START INFORMATION SUPPLIED

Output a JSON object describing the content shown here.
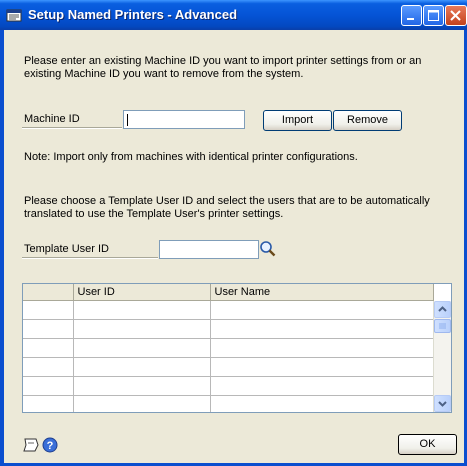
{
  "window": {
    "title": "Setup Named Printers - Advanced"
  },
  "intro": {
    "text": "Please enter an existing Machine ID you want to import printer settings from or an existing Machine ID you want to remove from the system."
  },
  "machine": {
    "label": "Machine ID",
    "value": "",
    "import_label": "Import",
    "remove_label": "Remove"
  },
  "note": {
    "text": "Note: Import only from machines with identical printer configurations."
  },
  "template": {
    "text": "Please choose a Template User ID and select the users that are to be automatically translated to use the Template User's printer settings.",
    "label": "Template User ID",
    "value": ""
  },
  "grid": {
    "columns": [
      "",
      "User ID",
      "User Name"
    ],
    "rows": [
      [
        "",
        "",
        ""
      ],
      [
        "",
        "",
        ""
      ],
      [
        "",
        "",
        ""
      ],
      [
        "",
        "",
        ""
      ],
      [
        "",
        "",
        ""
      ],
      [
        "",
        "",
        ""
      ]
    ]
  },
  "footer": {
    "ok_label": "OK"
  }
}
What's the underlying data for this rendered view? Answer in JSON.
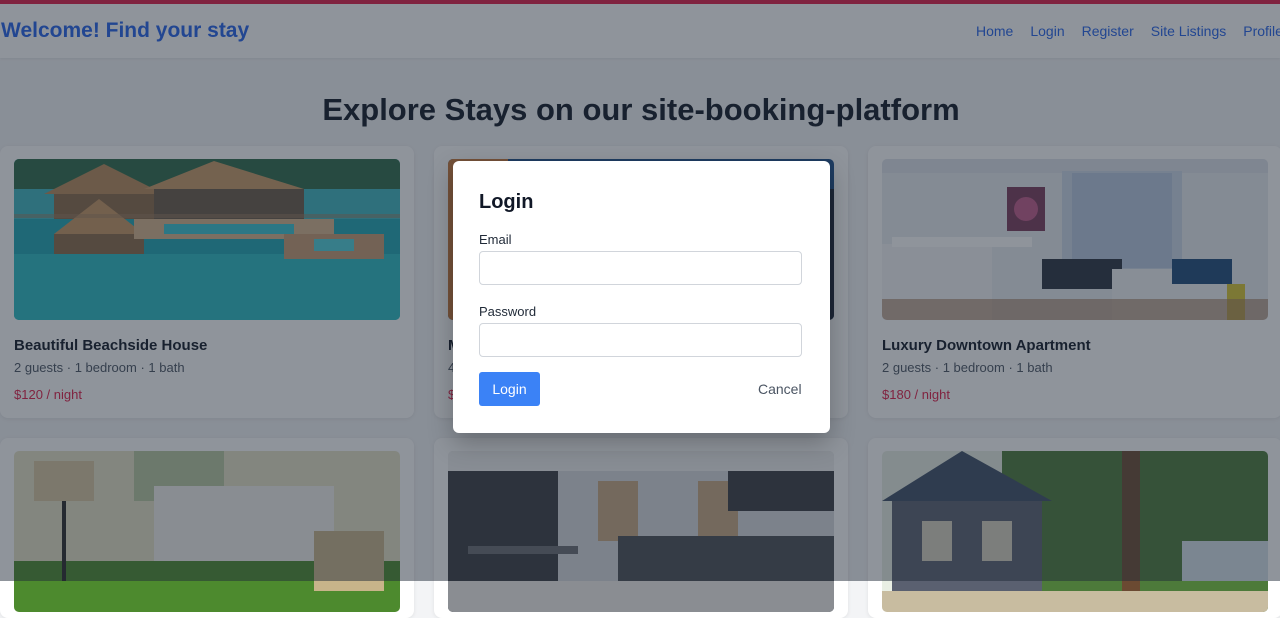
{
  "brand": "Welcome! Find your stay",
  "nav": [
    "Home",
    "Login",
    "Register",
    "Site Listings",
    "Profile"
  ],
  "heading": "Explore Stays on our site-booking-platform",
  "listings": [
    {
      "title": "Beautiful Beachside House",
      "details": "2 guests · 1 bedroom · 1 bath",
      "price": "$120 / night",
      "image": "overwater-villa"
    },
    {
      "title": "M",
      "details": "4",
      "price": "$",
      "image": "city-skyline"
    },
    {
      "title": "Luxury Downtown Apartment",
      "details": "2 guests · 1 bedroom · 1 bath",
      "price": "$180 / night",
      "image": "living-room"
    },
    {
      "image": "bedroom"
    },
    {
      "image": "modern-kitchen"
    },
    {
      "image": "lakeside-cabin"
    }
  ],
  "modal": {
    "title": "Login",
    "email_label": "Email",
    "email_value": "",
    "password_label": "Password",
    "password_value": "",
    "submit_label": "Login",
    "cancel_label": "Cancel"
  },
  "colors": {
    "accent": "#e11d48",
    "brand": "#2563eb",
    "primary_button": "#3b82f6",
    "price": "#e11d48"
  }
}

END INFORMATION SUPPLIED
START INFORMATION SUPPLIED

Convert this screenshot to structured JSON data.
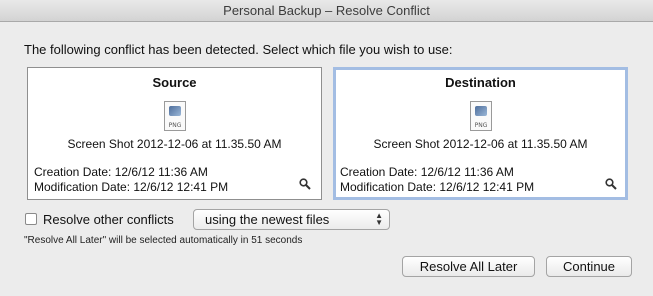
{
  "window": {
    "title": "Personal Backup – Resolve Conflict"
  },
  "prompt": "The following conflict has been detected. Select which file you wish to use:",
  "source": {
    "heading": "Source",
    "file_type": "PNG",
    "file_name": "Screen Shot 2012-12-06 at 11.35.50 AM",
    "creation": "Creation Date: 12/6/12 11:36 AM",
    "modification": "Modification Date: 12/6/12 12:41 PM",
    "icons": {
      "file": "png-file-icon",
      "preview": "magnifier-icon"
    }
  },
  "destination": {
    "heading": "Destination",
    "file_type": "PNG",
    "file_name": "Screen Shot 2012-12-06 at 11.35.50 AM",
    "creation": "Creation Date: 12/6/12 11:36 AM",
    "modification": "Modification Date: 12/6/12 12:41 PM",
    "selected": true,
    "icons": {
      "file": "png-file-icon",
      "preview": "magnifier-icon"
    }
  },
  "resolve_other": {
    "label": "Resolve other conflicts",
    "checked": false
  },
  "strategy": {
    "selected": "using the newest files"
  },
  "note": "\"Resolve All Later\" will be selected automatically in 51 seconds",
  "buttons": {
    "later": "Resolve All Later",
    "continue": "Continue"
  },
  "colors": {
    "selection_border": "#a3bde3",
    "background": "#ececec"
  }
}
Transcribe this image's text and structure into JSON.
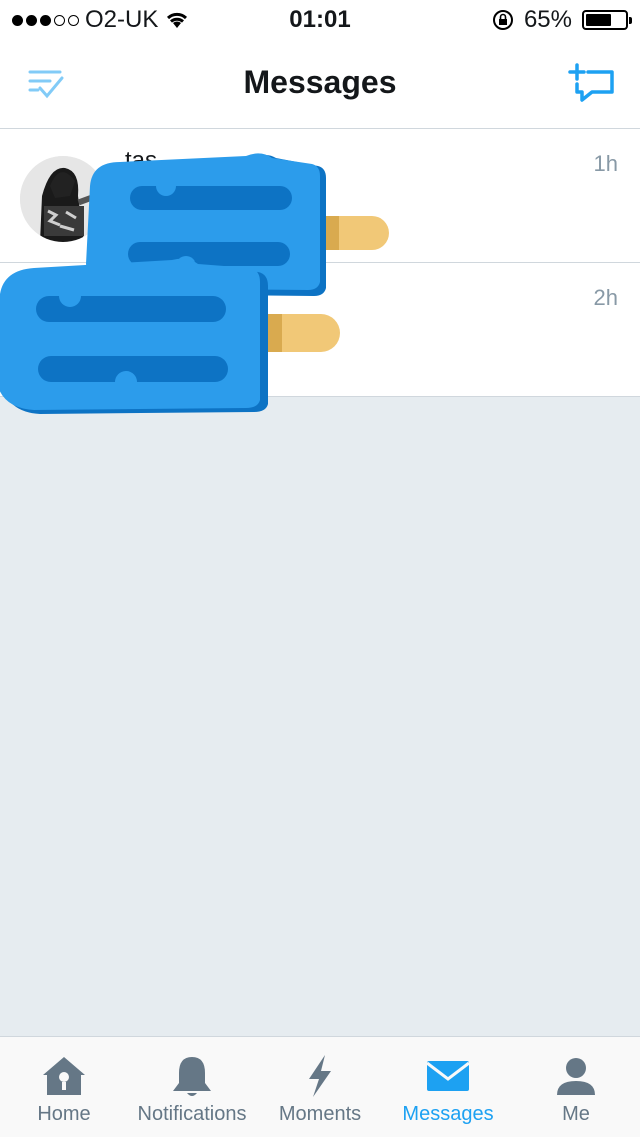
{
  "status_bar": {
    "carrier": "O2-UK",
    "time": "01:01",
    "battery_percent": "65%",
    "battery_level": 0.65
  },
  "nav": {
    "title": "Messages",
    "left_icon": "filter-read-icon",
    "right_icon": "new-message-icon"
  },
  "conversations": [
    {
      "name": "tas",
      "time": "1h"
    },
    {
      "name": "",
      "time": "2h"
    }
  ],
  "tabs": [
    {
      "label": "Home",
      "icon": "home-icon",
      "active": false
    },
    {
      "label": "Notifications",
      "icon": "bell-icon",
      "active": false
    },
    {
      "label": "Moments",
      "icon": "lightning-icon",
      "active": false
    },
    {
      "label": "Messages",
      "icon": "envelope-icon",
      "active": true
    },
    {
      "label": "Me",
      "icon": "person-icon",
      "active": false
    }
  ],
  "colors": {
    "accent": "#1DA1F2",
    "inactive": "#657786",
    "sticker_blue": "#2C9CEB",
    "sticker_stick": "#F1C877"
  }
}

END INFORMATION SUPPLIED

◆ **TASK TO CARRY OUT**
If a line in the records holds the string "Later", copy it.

◆ **SOLVED EXERCISE**
  "note": "\"Resolve All Later\" will be selected automatically in 51 seconds",
    "later": "Resolve All Later",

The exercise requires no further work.